WHAT YOU WILL DO
Examine the data line by line and report how many lines include the word "value", with no additional output.

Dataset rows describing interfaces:
# # #

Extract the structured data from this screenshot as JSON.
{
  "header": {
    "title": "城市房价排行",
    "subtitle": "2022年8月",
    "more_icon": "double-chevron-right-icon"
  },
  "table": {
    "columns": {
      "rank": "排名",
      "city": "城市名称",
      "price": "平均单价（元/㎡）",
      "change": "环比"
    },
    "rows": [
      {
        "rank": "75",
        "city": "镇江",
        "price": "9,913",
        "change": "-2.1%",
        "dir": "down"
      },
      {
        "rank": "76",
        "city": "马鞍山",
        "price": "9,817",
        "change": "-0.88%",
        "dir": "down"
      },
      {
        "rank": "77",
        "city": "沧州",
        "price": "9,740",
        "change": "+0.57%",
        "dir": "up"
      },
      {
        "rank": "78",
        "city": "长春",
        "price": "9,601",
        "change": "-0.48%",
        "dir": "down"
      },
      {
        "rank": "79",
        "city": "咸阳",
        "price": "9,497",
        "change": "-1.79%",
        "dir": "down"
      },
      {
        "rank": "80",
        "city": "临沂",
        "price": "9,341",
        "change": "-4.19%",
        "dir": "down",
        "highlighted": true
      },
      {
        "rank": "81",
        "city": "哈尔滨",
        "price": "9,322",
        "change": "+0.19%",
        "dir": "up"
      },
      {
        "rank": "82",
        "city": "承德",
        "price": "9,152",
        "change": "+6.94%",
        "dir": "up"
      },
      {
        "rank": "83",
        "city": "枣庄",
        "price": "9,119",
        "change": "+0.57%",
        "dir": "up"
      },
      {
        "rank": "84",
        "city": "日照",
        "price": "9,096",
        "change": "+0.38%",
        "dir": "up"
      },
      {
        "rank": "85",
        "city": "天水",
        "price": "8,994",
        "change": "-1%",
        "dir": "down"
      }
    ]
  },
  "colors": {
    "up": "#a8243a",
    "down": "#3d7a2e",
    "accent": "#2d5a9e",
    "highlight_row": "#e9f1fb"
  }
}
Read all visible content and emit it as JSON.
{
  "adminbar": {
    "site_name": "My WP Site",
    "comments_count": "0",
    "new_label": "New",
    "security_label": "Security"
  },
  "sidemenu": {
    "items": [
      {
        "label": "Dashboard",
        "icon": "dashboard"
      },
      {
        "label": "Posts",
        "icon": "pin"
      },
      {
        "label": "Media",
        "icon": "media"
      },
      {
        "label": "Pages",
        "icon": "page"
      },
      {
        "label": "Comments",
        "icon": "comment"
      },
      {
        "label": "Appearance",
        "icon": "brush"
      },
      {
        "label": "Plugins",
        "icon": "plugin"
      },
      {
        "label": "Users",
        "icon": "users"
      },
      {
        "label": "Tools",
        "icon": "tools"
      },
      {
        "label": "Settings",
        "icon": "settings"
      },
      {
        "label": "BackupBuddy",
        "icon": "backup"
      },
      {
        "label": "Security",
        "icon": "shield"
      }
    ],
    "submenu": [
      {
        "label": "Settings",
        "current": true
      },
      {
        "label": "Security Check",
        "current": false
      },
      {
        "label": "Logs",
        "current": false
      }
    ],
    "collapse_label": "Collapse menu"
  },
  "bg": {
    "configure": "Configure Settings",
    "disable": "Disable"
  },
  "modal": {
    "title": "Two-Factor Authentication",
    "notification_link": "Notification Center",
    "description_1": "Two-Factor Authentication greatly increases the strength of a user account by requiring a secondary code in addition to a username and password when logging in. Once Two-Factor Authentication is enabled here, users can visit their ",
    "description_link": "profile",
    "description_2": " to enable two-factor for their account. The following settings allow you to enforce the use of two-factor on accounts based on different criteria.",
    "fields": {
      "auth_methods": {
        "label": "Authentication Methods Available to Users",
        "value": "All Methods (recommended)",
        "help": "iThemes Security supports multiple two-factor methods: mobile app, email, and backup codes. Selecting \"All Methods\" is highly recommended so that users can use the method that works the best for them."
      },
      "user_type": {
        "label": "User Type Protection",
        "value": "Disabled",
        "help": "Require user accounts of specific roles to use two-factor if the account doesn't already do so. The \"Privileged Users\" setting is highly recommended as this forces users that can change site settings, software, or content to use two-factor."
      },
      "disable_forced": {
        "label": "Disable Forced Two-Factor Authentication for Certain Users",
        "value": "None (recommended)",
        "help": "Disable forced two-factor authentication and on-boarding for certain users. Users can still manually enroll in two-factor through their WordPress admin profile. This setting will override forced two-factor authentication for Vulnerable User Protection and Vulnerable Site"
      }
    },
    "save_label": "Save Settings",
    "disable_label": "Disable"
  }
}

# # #

WRITTEN SOLUTION
3